───── SUPPLIED DATA ─────

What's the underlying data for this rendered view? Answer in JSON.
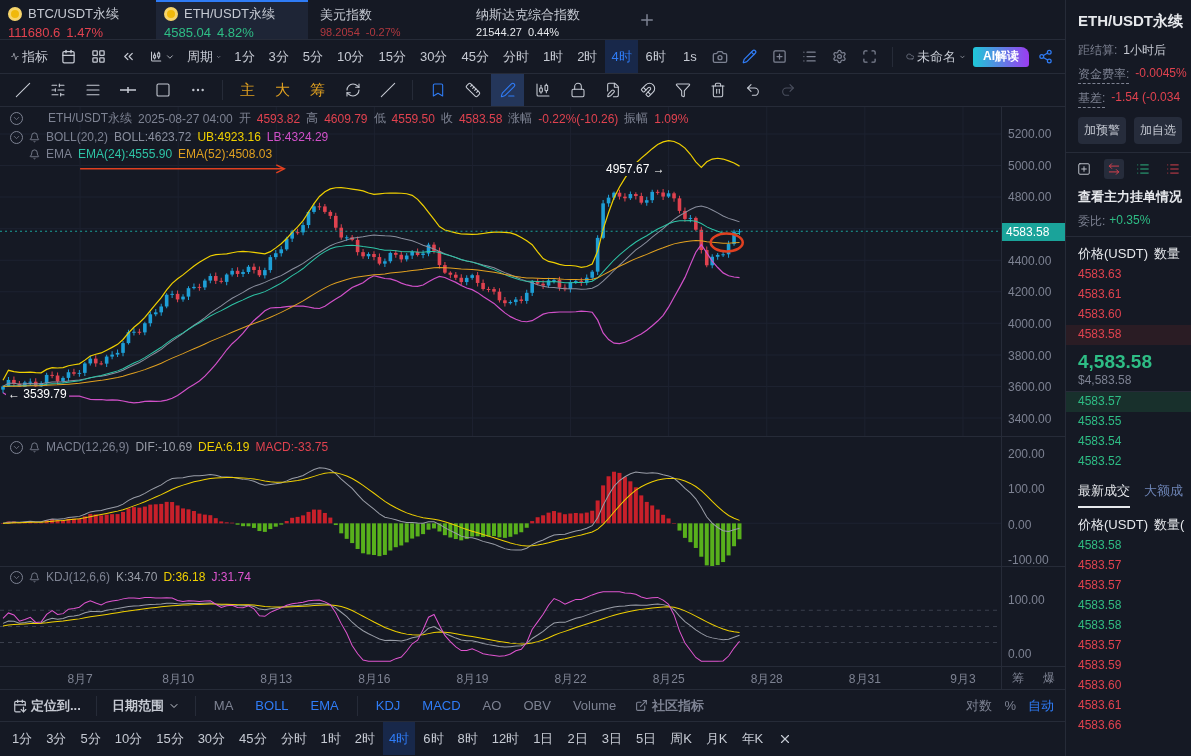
{
  "tabs": [
    {
      "symbol": "BTC/USDT永续",
      "price": "111680.6",
      "change": "1.47%",
      "color": "#e0424f",
      "kind": "crypto",
      "selected": false
    },
    {
      "symbol": "ETH/USDT永续",
      "price": "4585.04",
      "change": "4.82%",
      "color": "#2ebd85",
      "kind": "crypto",
      "selected": true
    },
    {
      "symbol": "美元指数",
      "price": "98.2054",
      "change": "-0.27%",
      "color": "#b0383f",
      "kind": "index",
      "selected": false
    },
    {
      "symbol": "纳斯达克综合指数",
      "price": "21544.27",
      "change": "0.44%",
      "color": "#e6e8ec",
      "kind": "index",
      "selected": false
    }
  ],
  "toolbar": {
    "indicator_label": "指标",
    "period_label": "周期",
    "periods": [
      {
        "label": "1分",
        "selected": false
      },
      {
        "label": "3分",
        "selected": false
      },
      {
        "label": "5分",
        "selected": false
      },
      {
        "label": "10分",
        "selected": false
      },
      {
        "label": "15分",
        "selected": false
      },
      {
        "label": "30分",
        "selected": false
      },
      {
        "label": "45分",
        "selected": false
      },
      {
        "label": "分时",
        "selected": false
      },
      {
        "label": "1时",
        "selected": false
      },
      {
        "label": "2时",
        "selected": false
      },
      {
        "label": "4时",
        "selected": true
      },
      {
        "label": "6时",
        "selected": false
      }
    ],
    "seconds": "1s",
    "layout_name": "未命名",
    "ai_label": "AI解读"
  },
  "drawing_tool_groups": [
    [
      {
        "kind": "trend-line",
        "selected": false
      },
      {
        "kind": "parallel",
        "selected": false
      },
      {
        "kind": "channel",
        "selected": false
      },
      {
        "kind": "horizontal",
        "selected": false
      },
      {
        "kind": "rectangle",
        "selected": false
      },
      {
        "kind": "more",
        "selected": false
      }
    ],
    [
      {
        "kind": "text",
        "label": "主",
        "selected": false
      },
      {
        "kind": "text",
        "label": "大",
        "selected": false
      },
      {
        "kind": "text",
        "label": "筹",
        "selected": false
      },
      {
        "kind": "rotate",
        "selected": false
      },
      {
        "kind": "measure",
        "selected": false
      }
    ],
    [
      {
        "kind": "bookmark",
        "selected": false
      },
      {
        "kind": "ruler",
        "selected": false
      },
      {
        "kind": "pen",
        "selected": true
      },
      {
        "kind": "candles",
        "selected": false
      },
      {
        "kind": "lock",
        "selected": false
      },
      {
        "kind": "edit",
        "selected": false
      },
      {
        "kind": "magnet",
        "selected": false
      },
      {
        "kind": "filter",
        "selected": false
      },
      {
        "kind": "trash",
        "selected": false
      },
      {
        "kind": "undo",
        "selected": false
      },
      {
        "kind": "redo",
        "selected": false
      }
    ]
  ],
  "legend": {
    "symbol": "ETH/USDT永续",
    "time": "2025-08-27 04:00",
    "ohlc": [
      {
        "label": "开",
        "value": "4593.82"
      },
      {
        "label": "高",
        "value": "4609.79"
      },
      {
        "label": "低",
        "value": "4559.50"
      },
      {
        "label": "收",
        "value": "4583.58"
      }
    ],
    "change_label": "涨幅",
    "change": "-0.22%(-10.26)",
    "amplitude_label": "振幅",
    "amplitude": "1.09%"
  },
  "boll": {
    "name": "BOLL(20,2)",
    "values": [
      {
        "text": "BOLL:4623.72",
        "color": "#8a8f9e"
      },
      {
        "text": "UB:4923.16",
        "color": "#f0d000"
      },
      {
        "text": "LB:4324.29",
        "color": "#d050c8"
      }
    ]
  },
  "ema": {
    "name": "EMA",
    "values": [
      {
        "text": "EMA(24):4555.90",
        "color": "#2ec4a6"
      },
      {
        "text": "EMA(52):4508.03",
        "color": "#e0a020"
      }
    ]
  },
  "macd": {
    "name": "MACD(12,26,9)",
    "values": [
      {
        "text": "DIF:-10.69",
        "color": "#9a9ea8"
      },
      {
        "text": "DEA:6.19",
        "color": "#f0d000"
      },
      {
        "text": "MACD:-33.75",
        "color": "#e0424f"
      }
    ]
  },
  "kdj": {
    "name": "KDJ(12,6,6)",
    "values": [
      {
        "text": "K:34.70",
        "color": "#9a9ea8"
      },
      {
        "text": "D:36.18",
        "color": "#f0d000"
      },
      {
        "text": "J:31.74",
        "color": "#e055d0"
      }
    ]
  },
  "price_axis_upper": [
    "5200.00",
    "5000.00",
    "4800.00"
  ],
  "price_axis_lower": [
    "4400.00",
    "4200.00",
    "4000.00",
    "3800.00",
    "3600.00",
    "3400.00"
  ],
  "current_price": "4583.58",
  "high_marker": "4957.67 →",
  "low_marker": "← 3539.79",
  "macd_axis": [
    "200.00",
    "100.00",
    "0.00",
    "-100.00"
  ],
  "kdj_axis": [
    "100.00",
    "0.00"
  ],
  "x_axis": [
    "8月7",
    "8月10",
    "8月13",
    "8月16",
    "8月19",
    "8月22",
    "8月25",
    "8月28",
    "8月31",
    "9月3"
  ],
  "corner_labels": [
    "筹",
    "爆"
  ],
  "bottom_bar": {
    "locate": "定位到...",
    "date_range": "日期范围",
    "main_indicators": [
      {
        "label": "MA",
        "selected": false
      },
      {
        "label": "BOLL",
        "selected": true
      },
      {
        "label": "EMA",
        "selected": true
      }
    ],
    "sub_indicators": [
      {
        "label": "KDJ",
        "selected": true
      },
      {
        "label": "MACD",
        "selected": true
      },
      {
        "label": "AO",
        "selected": false
      },
      {
        "label": "OBV",
        "selected": false
      },
      {
        "label": "Volume",
        "selected": false
      }
    ],
    "community": "社区指标",
    "scale_options": [
      {
        "label": "对数",
        "selected": false
      },
      {
        "label": "%",
        "selected": false
      },
      {
        "label": "自动",
        "selected": true
      }
    ]
  },
  "bottom_periods": [
    {
      "label": "1分",
      "selected": false
    },
    {
      "label": "3分",
      "selected": false
    },
    {
      "label": "5分",
      "selected": false
    },
    {
      "label": "10分",
      "selected": false
    },
    {
      "label": "15分",
      "selected": false
    },
    {
      "label": "30分",
      "selected": false
    },
    {
      "label": "45分",
      "selected": false
    },
    {
      "label": "分时",
      "selected": false
    },
    {
      "label": "1时",
      "selected": false
    },
    {
      "label": "2时",
      "selected": false
    },
    {
      "label": "4时",
      "selected": true
    },
    {
      "label": "6时",
      "selected": false
    },
    {
      "label": "8时",
      "selected": false
    },
    {
      "label": "12时",
      "selected": false
    },
    {
      "label": "1日",
      "selected": false
    },
    {
      "label": "2日",
      "selected": false
    },
    {
      "label": "3日",
      "selected": false
    },
    {
      "label": "5日",
      "selected": false
    },
    {
      "label": "周K",
      "selected": false
    },
    {
      "label": "月K",
      "selected": false
    },
    {
      "label": "年K",
      "selected": false
    }
  ],
  "side_panel": {
    "title": "ETH/USDT永续",
    "info": [
      {
        "label": "距结算:",
        "value": "1小时后",
        "underlined": false,
        "color": "#c6cad3"
      },
      {
        "label": "资金费率:",
        "value": "-0.0045%",
        "underlined": true,
        "color": "#e0424f"
      },
      {
        "label": "基差:",
        "value": "-1.54 (-0.034",
        "underlined": true,
        "color": "#e0424f"
      }
    ],
    "buttons": [
      "加预警",
      "加自选"
    ],
    "view_tabs": [
      {
        "kind": "add",
        "selected": false
      },
      {
        "kind": "both",
        "selected": true
      },
      {
        "kind": "bids",
        "selected": false
      },
      {
        "kind": "asks",
        "selected": false
      }
    ],
    "depth_title": "查看主力挂单情况",
    "ratio_label": "委比:",
    "ratio": "+0.35%",
    "book_header": [
      "价格(USDT)",
      "数量"
    ],
    "asks": [
      {
        "price": "4583.63",
        "highlighted": false
      },
      {
        "price": "4583.61",
        "highlighted": false
      },
      {
        "price": "4583.60",
        "highlighted": false
      },
      {
        "price": "4583.58",
        "highlighted": true
      }
    ],
    "last_price": "4,583.58",
    "last_price_usd": "$4,583.58",
    "bids": [
      {
        "price": "4583.57",
        "highlighted": true
      },
      {
        "price": "4583.55",
        "highlighted": false
      },
      {
        "price": "4583.54",
        "highlighted": false
      },
      {
        "price": "4583.52",
        "highlighted": false
      }
    ],
    "trade_tabs": [
      {
        "label": "最新成交",
        "selected": true
      },
      {
        "label": "大额成",
        "selected": false
      }
    ],
    "trade_header": [
      "价格(USDT)",
      "数量("
    ],
    "trades": [
      {
        "price": "4583.58",
        "color": "#2ebd85"
      },
      {
        "price": "4583.57",
        "color": "#e0424f"
      },
      {
        "price": "4583.57",
        "color": "#e0424f"
      },
      {
        "price": "4583.58",
        "color": "#2ebd85"
      },
      {
        "price": "4583.58",
        "color": "#2ebd85"
      },
      {
        "price": "4583.57",
        "color": "#e0424f"
      },
      {
        "price": "4583.59",
        "color": "#e0424f"
      },
      {
        "price": "4583.60",
        "color": "#e0424f"
      },
      {
        "price": "4583.61",
        "color": "#e0424f"
      },
      {
        "price": "4583.66",
        "color": "#e0424f"
      }
    ]
  }
}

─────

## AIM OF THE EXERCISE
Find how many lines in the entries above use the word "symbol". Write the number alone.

## RESULT
5